Martha Nussbaum is a great philosopher. She has great ideas; writes beautifully, cogently, and persuasively; and offers deep and perceptive reading of others' work (this is not as usual as you might expect). Furthermore you couldn't describe her as an elitist in the usual academic sense of living in an ivory tower making obscure or irrelevant pronouncements on the state of human nature. Indeed she has been involved for decades in development work (most especially with Amartya Sen's Capability Approach) focussing particularly on the awful and coercive social arrangements many women around the world are forced to live under. She once wrote a scathing and influential essay, which I admire very much, condemning American academic feminism for its narcissistic focus on the personal and the West, rather than the political and the rest.
So not an academic ivory tower elitist. But there is still something odd about how Nussbaum works.
Sunday, 14 June 2009
Sunday, 7 June 2009
Orthodox economics asks the question 'What is rational decision-making?' It recommends allocating scarce resources among our competing interests according to how much we value each interest and their probability of being brought about by our choices.
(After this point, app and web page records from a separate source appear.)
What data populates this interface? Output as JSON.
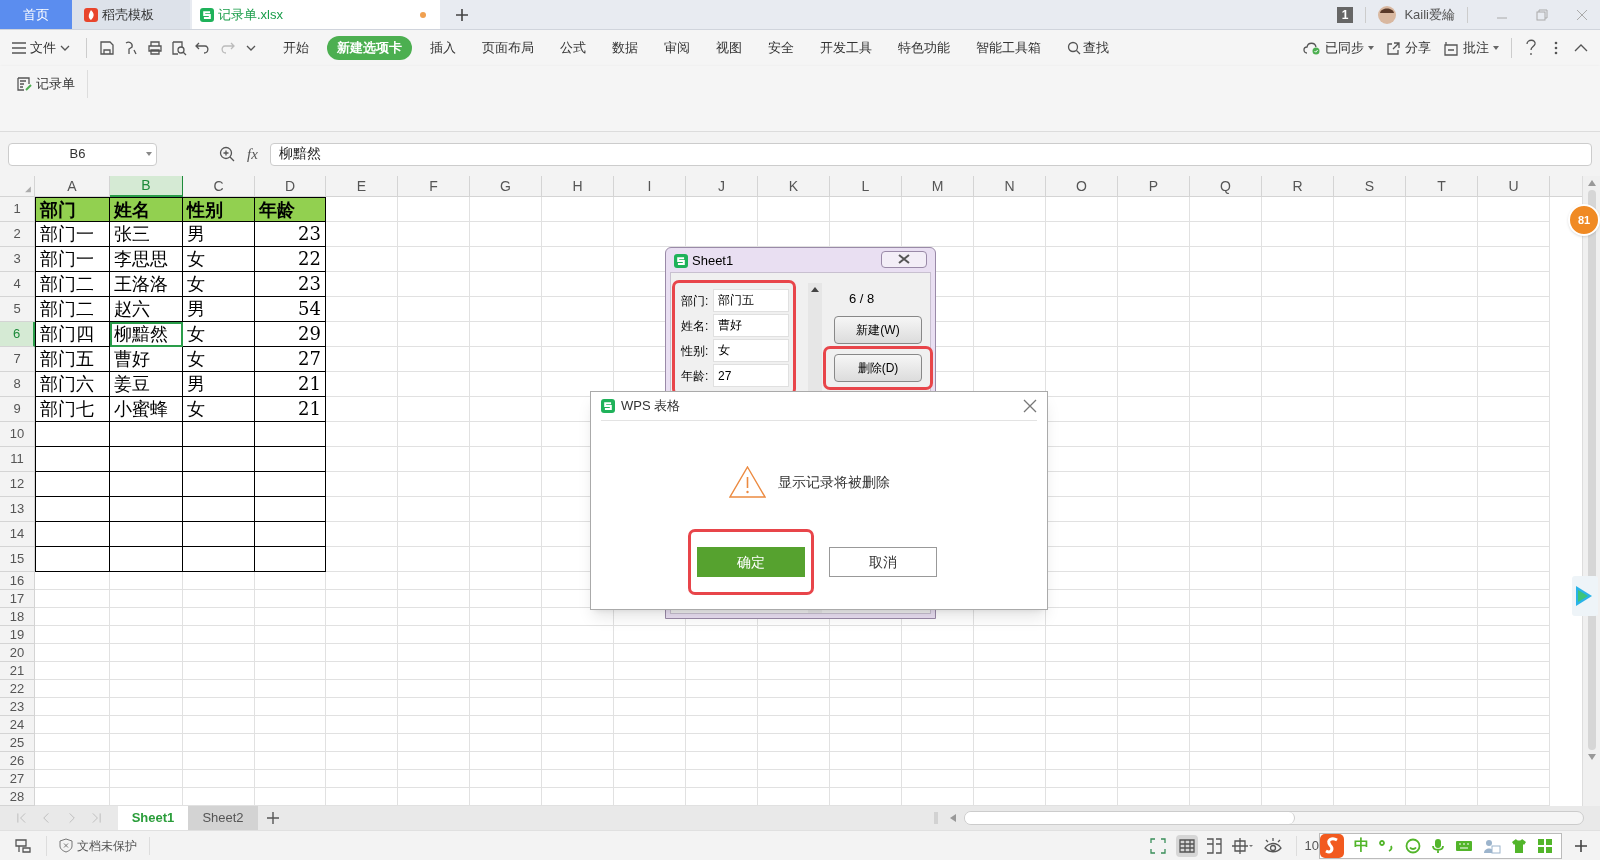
{
  "tabs": [
    {
      "label": "首页",
      "kind": "home",
      "selected": false
    },
    {
      "label": "稻壳模板",
      "kind": "docer",
      "selected": false
    },
    {
      "label": "记录单.xlsx",
      "kind": "sheet",
      "selected": true,
      "unsaved": true
    }
  ],
  "account": {
    "badge": "1",
    "user": "Kaili爱綸"
  },
  "menu": {
    "file": "文件",
    "tabs": [
      {
        "label": "开始",
        "selected": false
      },
      {
        "label": "新建选项卡",
        "selected": true
      },
      {
        "label": "插入",
        "selected": false
      },
      {
        "label": "页面布局",
        "selected": false
      },
      {
        "label": "公式",
        "selected": false
      },
      {
        "label": "数据",
        "selected": false
      },
      {
        "label": "审阅",
        "selected": false
      },
      {
        "label": "视图",
        "selected": false
      },
      {
        "label": "安全",
        "selected": false
      },
      {
        "label": "开发工具",
        "selected": false
      },
      {
        "label": "特色功能",
        "selected": false
      },
      {
        "label": "智能工具箱",
        "selected": false
      }
    ],
    "search": "查找",
    "sync": "已同步",
    "share": "分享",
    "comment": "批注"
  },
  "ribbon": {
    "button": "记录单"
  },
  "formula_bar": {
    "name_box": "B6",
    "fx": "fx",
    "value": "柳黯然"
  },
  "sheet": {
    "columns": [
      {
        "label": "A",
        "selected": false
      },
      {
        "label": "B",
        "selected": true
      },
      {
        "label": "C",
        "selected": false
      },
      {
        "label": "D",
        "selected": false
      },
      {
        "label": "E",
        "selected": false
      },
      {
        "label": "F",
        "selected": false
      },
      {
        "label": "G",
        "selected": false
      },
      {
        "label": "H",
        "selected": false
      },
      {
        "label": "I",
        "selected": false
      },
      {
        "label": "J",
        "selected": false
      },
      {
        "label": "K",
        "selected": false
      },
      {
        "label": "L",
        "selected": false
      },
      {
        "label": "M",
        "selected": false
      },
      {
        "label": "N",
        "selected": false
      },
      {
        "label": "O",
        "selected": false
      },
      {
        "label": "P",
        "selected": false
      },
      {
        "label": "Q",
        "selected": false
      },
      {
        "label": "R",
        "selected": false
      },
      {
        "label": "S",
        "selected": false
      },
      {
        "label": "T",
        "selected": false
      },
      {
        "label": "U",
        "selected": false
      }
    ],
    "rows": [
      {
        "number": "1",
        "kind": "header",
        "selected": false,
        "cells": [
          {
            "text": "部门",
            "kind": "text",
            "selected": false
          },
          {
            "text": "姓名",
            "kind": "text",
            "selected": false
          },
          {
            "text": "性别",
            "kind": "text",
            "selected": false
          },
          {
            "text": "年龄",
            "kind": "text",
            "selected": false
          }
        ]
      },
      {
        "number": "2",
        "kind": "record",
        "selected": false,
        "cells": [
          {
            "text": "部门一",
            "kind": "text",
            "selected": false
          },
          {
            "text": "张三",
            "kind": "text",
            "selected": false
          },
          {
            "text": "男",
            "kind": "text",
            "selected": false
          },
          {
            "text": "23",
            "kind": "number",
            "selected": false
          }
        ]
      },
      {
        "number": "3",
        "kind": "record",
        "selected": false,
        "cells": [
          {
            "text": "部门一",
            "kind": "text",
            "selected": false
          },
          {
            "text": "李思思",
            "kind": "text",
            "selected": false
          },
          {
            "text": "女",
            "kind": "text",
            "selected": false
          },
          {
            "text": "22",
            "kind": "number",
            "selected": false
          }
        ]
      },
      {
        "number": "4",
        "kind": "record",
        "selected": false,
        "cells": [
          {
            "text": "部门二",
            "kind": "text",
            "selected": false
          },
          {
            "text": "王洛洛",
            "kind": "text",
            "selected": false
          },
          {
            "text": "女",
            "kind": "text",
            "selected": false
          },
          {
            "text": "23",
            "kind": "number",
            "selected": false
          }
        ]
      },
      {
        "number": "5",
        "kind": "record",
        "selected": false,
        "cells": [
          {
            "text": "部门二",
            "kind": "text",
            "selected": false
          },
          {
            "text": "赵六",
            "kind": "text",
            "selected": false
          },
          {
            "text": "男",
            "kind": "text",
            "selected": false
          },
          {
            "text": "54",
            "kind": "number",
            "selected": false
          }
        ]
      },
      {
        "number": "6",
        "kind": "record",
        "selected": true,
        "cells": [
          {
            "text": "部门四",
            "kind": "text",
            "selected": false
          },
          {
            "text": "柳黯然",
            "kind": "text",
            "selected": true
          },
          {
            "text": "女",
            "kind": "text",
            "selected": false
          },
          {
            "text": "29",
            "kind": "number",
            "selected": false
          }
        ]
      },
      {
        "number": "7",
        "kind": "record",
        "selected": false,
        "cells": [
          {
            "text": "部门五",
            "kind": "text",
            "selected": false
          },
          {
            "text": "曹好",
            "kind": "text",
            "selected": false
          },
          {
            "text": "女",
            "kind": "text",
            "selected": false
          },
          {
            "text": "27",
            "kind": "number",
            "selected": false
          }
        ]
      },
      {
        "number": "8",
        "kind": "record",
        "selected": false,
        "cells": [
          {
            "text": "部门六",
            "kind": "text",
            "selected": false
          },
          {
            "text": "姜豆",
            "kind": "text",
            "selected": false
          },
          {
            "text": "男",
            "kind": "text",
            "selected": false
          },
          {
            "text": "21",
            "kind": "number",
            "selected": false
          }
        ]
      },
      {
        "number": "9",
        "kind": "record",
        "selected": false,
        "cells": [
          {
            "text": "部门七",
            "kind": "text",
            "selected": false
          },
          {
            "text": "小蜜蜂",
            "kind": "text",
            "selected": false
          },
          {
            "text": "女",
            "kind": "text",
            "selected": false
          },
          {
            "text": "21",
            "kind": "number",
            "selected": false
          }
        ]
      },
      {
        "number": "10",
        "kind": "blank",
        "selected": false
      },
      {
        "number": "11",
        "kind": "blank",
        "selected": false
      },
      {
        "number": "12",
        "kind": "blank",
        "selected": false
      },
      {
        "number": "13",
        "kind": "blank",
        "selected": false
      },
      {
        "number": "14",
        "kind": "blank",
        "selected": false
      },
      {
        "number": "15",
        "kind": "blank",
        "selected": false
      },
      {
        "number": "16",
        "kind": "plain",
        "selected": false
      },
      {
        "number": "17",
        "kind": "plain",
        "selected": false
      },
      {
        "number": "18",
        "kind": "plain",
        "selected": false
      },
      {
        "number": "19",
        "kind": "plain",
        "selected": false
      },
      {
        "number": "20",
        "kind": "plain",
        "selected": false
      },
      {
        "number": "21",
        "kind": "plain",
        "selected": false
      },
      {
        "number": "22",
        "kind": "plain",
        "selected": false
      },
      {
        "number": "23",
        "kind": "plain",
        "selected": false
      },
      {
        "number": "24",
        "kind": "plain",
        "selected": false
      },
      {
        "number": "25",
        "kind": "plain",
        "selected": false
      },
      {
        "number": "26",
        "kind": "plain",
        "selected": false
      },
      {
        "number": "27",
        "kind": "plain",
        "selected": false
      },
      {
        "number": "28",
        "kind": "plain",
        "selected": false
      }
    ]
  },
  "side_badge": "81",
  "sheet_tabs": [
    {
      "label": "Sheet1",
      "selected": true
    },
    {
      "label": "Sheet2",
      "selected": false
    }
  ],
  "status_bar": {
    "protection": "文档未保护",
    "zoom": "10",
    "ime": "中"
  },
  "record_dialog": {
    "title": "Sheet1",
    "highlighted": true,
    "fields": [
      {
        "label": "部门:",
        "value": "部门五"
      },
      {
        "label": "姓名:",
        "value": "曹好"
      },
      {
        "label": "性别:",
        "value": "女"
      },
      {
        "label": "年龄:",
        "value": "27"
      }
    ],
    "counter": "6 / 8",
    "buttons": [
      {
        "label": "新建(W)",
        "highlighted": false
      },
      {
        "label": "删除(D)",
        "highlighted": true
      }
    ]
  },
  "message_box": {
    "title": "WPS 表格",
    "message": "显示记录将被删除",
    "buttons": [
      {
        "label": "确定",
        "kind": "primary",
        "highlighted": true
      },
      {
        "label": "取消",
        "kind": "secondary",
        "highlighted": false
      }
    ]
  }
}
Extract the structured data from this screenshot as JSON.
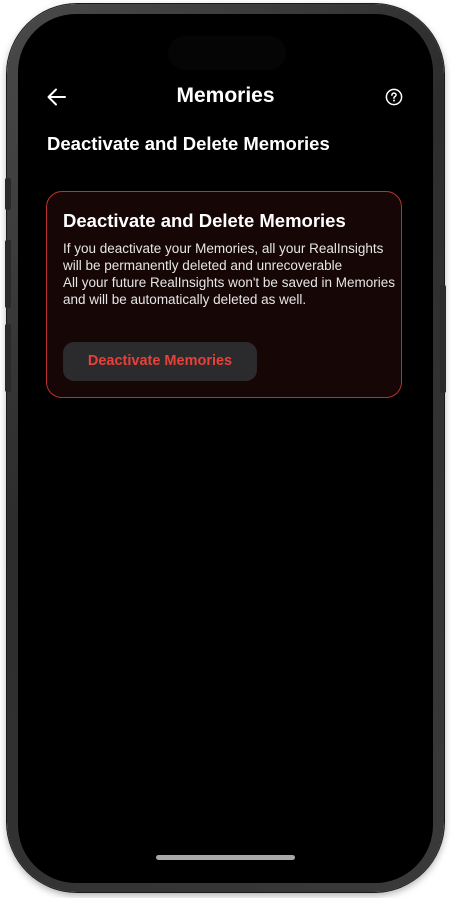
{
  "header": {
    "title": "Memories",
    "back_icon": "arrow-left-icon",
    "help_icon": "question-circle-icon"
  },
  "main": {
    "section_heading": "Deactivate and Delete Memories",
    "card": {
      "title": "Deactivate and Delete Memories",
      "description_line1": "If you deactivate your Memories, all your RealInsights will be permanently deleted and unrecoverable",
      "description_line2": "All your future RealInsights won't be saved in Memories and will be automatically deleted as well.",
      "button_label": "Deactivate Memories"
    }
  },
  "colors": {
    "background": "#000000",
    "accent_red": "#e8403a",
    "card_border": "#b8322e",
    "card_background": "#160606",
    "button_background": "#2b2b2d"
  }
}
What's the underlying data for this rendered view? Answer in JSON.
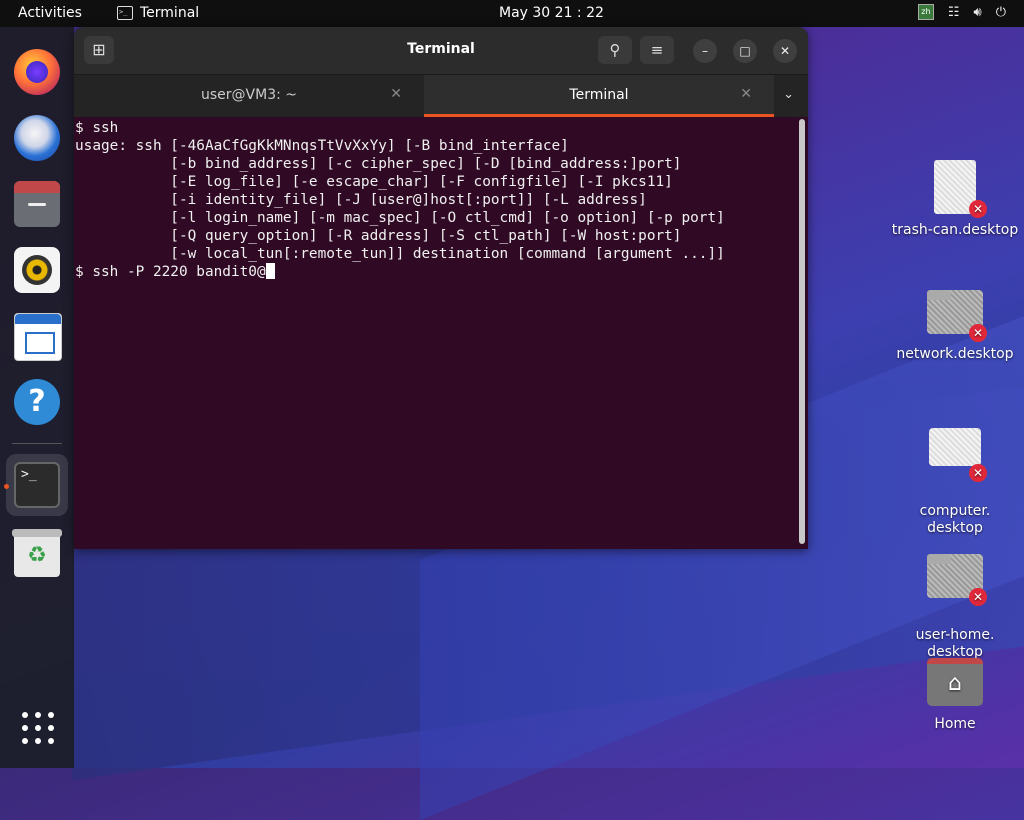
{
  "topbar": {
    "activities": "Activities",
    "app_name": "Terminal",
    "clock": "May 30  21 : 22"
  },
  "dock": {
    "items": [
      {
        "name": "firefox-icon"
      },
      {
        "name": "thunderbird-icon"
      },
      {
        "name": "files-icon"
      },
      {
        "name": "rhythmbox-icon"
      },
      {
        "name": "libreoffice-writer-icon"
      },
      {
        "name": "help-icon",
        "glyph": "?"
      },
      {
        "name": "terminal-icon",
        "glyph": ">_"
      },
      {
        "name": "trash-icon"
      }
    ]
  },
  "window": {
    "title": "Terminal",
    "tabs": [
      {
        "label": "user@VM3: ~",
        "active": false
      },
      {
        "label": "Terminal",
        "active": true
      }
    ],
    "lines": [
      "$ ssh",
      "usage: ssh [-46AaCfGgKkMNnqsTtVvXxYy] [-B bind_interface]",
      "           [-b bind_address] [-c cipher_spec] [-D [bind_address:]port]",
      "           [-E log_file] [-e escape_char] [-F configfile] [-I pkcs11]",
      "           [-i identity_file] [-J [user@]host[:port]] [-L address]",
      "           [-l login_name] [-m mac_spec] [-O ctl_cmd] [-o option] [-p port]",
      "           [-Q query_option] [-R address] [-S ctl_path] [-W host:port]",
      "           [-w local_tun[:remote_tun]] destination [command [argument ...]]"
    ],
    "prompt_line": "$ ssh -P 2220 bandit0@"
  },
  "desktop": {
    "icons": [
      {
        "label": "trash-can.desktop"
      },
      {
        "label": "network.desktop"
      },
      {
        "label": "computer.\ndesktop"
      },
      {
        "label": "user-home.\ndesktop"
      },
      {
        "label": "Home"
      }
    ]
  },
  "colors": {
    "terminal_bg": "#300a24",
    "accent": "#e95420"
  }
}
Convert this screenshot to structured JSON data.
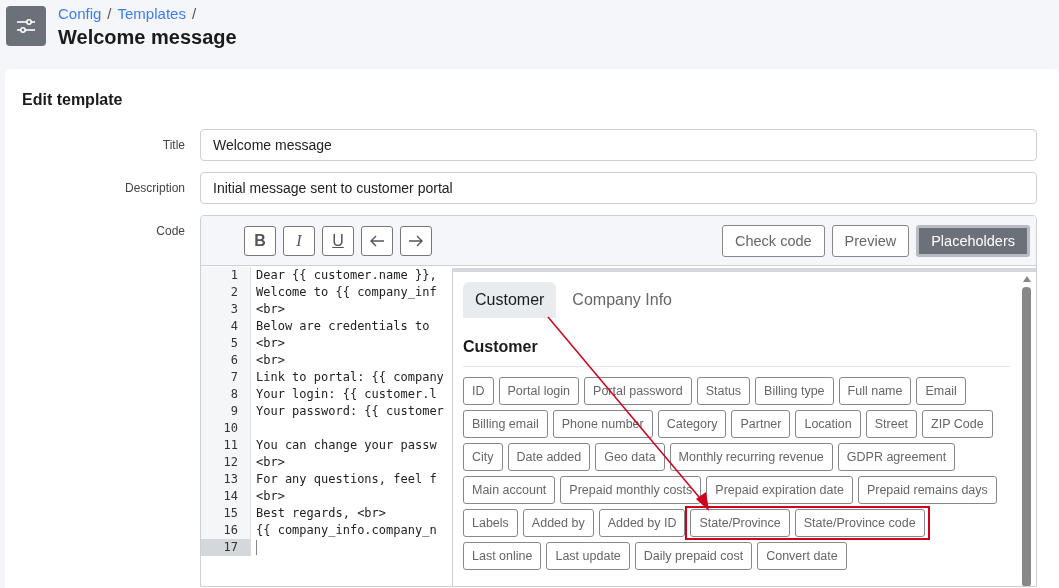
{
  "header": {
    "breadcrumb": [
      "Config",
      "Templates"
    ],
    "separator": "/",
    "title": "Welcome message"
  },
  "form": {
    "heading": "Edit template",
    "fields": [
      {
        "label": "Title",
        "value": "Welcome message"
      },
      {
        "label": "Description",
        "value": "Initial message sent to customer portal"
      }
    ],
    "code_label": "Code"
  },
  "toolbar": {
    "format_buttons": [
      {
        "kind": "bold",
        "label": "B"
      },
      {
        "kind": "italic",
        "label": "I"
      },
      {
        "kind": "underline",
        "label": "U"
      },
      {
        "kind": "undo"
      },
      {
        "kind": "redo"
      }
    ],
    "actions": [
      {
        "label": "Check code",
        "selected": false
      },
      {
        "label": "Preview",
        "selected": false
      },
      {
        "label": "Placeholders",
        "selected": true
      }
    ]
  },
  "code_lines": [
    {
      "number": "1",
      "text": "Dear {{ customer.name }},",
      "current": false
    },
    {
      "number": "2",
      "text": "Welcome to {{ company_inf",
      "current": false
    },
    {
      "number": "3",
      "text": "<br>",
      "current": false
    },
    {
      "number": "4",
      "text": "Below are credentials to",
      "current": false
    },
    {
      "number": "5",
      "text": "<br>",
      "current": false
    },
    {
      "number": "6",
      "text": "<br>",
      "current": false
    },
    {
      "number": "7",
      "text": "Link to portal: {{ company",
      "current": false
    },
    {
      "number": "8",
      "text": "Your login: {{ customer.l",
      "current": false
    },
    {
      "number": "9",
      "text": "Your password: {{ customer",
      "current": false
    },
    {
      "number": "10",
      "current": false
    },
    {
      "number": "11",
      "text": "You can change your passw",
      "current": false
    },
    {
      "number": "12",
      "text": "<br>",
      "current": false
    },
    {
      "number": "13",
      "text": "For any questions, feel f",
      "current": false
    },
    {
      "number": "14",
      "text": "<br>",
      "current": false
    },
    {
      "number": "15",
      "text": "Best regards, <br>",
      "current": false
    },
    {
      "number": "16",
      "text": "{{ company_info.company_n",
      "current": false
    },
    {
      "number": "17",
      "current": true
    }
  ],
  "placeholders": {
    "tabs": [
      {
        "label": "Customer",
        "selected": true
      },
      {
        "label": "Company Info",
        "selected": false
      }
    ],
    "section_title": "Customer",
    "chips": [
      {
        "label": "ID",
        "highlighted": false
      },
      {
        "label": "Portal login",
        "highlighted": false
      },
      {
        "label": "Portal password",
        "highlighted": false
      },
      {
        "label": "Status",
        "highlighted": false
      },
      {
        "label": "Billing type",
        "highlighted": false
      },
      {
        "label": "Full name",
        "highlighted": false
      },
      {
        "label": "Email",
        "highlighted": false
      },
      {
        "label": "Billing email",
        "highlighted": false
      },
      {
        "label": "Phone number",
        "highlighted": false
      },
      {
        "label": "Category",
        "highlighted": false
      },
      {
        "label": "Partner",
        "highlighted": false
      },
      {
        "label": "Location",
        "highlighted": false
      },
      {
        "label": "Street",
        "highlighted": false
      },
      {
        "label": "ZIP Code",
        "highlighted": false
      },
      {
        "label": "City",
        "highlighted": false
      },
      {
        "label": "Date added",
        "highlighted": false
      },
      {
        "label": "Geo data",
        "highlighted": false
      },
      {
        "label": "Monthly recurring revenue",
        "highlighted": false
      },
      {
        "label": "GDPR agreement",
        "highlighted": false
      },
      {
        "label": "Main account",
        "highlighted": false
      },
      {
        "label": "Prepaid monthly costs",
        "highlighted": false
      },
      {
        "label": "Prepaid expiration date",
        "highlighted": false
      },
      {
        "label": "Prepaid remains days",
        "highlighted": false
      },
      {
        "label": "Labels",
        "highlighted": false
      },
      {
        "label": "Added by",
        "highlighted": false
      },
      {
        "label": "Added by ID",
        "highlighted": false
      },
      {
        "label": "State/Province",
        "highlighted": true
      },
      {
        "label": "State/Province code",
        "highlighted": true
      },
      {
        "label": "Last online",
        "highlighted": false
      },
      {
        "label": "Last update",
        "highlighted": false
      },
      {
        "label": "Daily prepaid cost",
        "highlighted": false
      },
      {
        "label": "Convert date",
        "highlighted": false
      }
    ],
    "annotation_arrow": true
  }
}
By multiplying these together we should get a single ordering of our choices in terms of the subjective value of the outcome that will be brought about, and then we should choose the highest ranked option.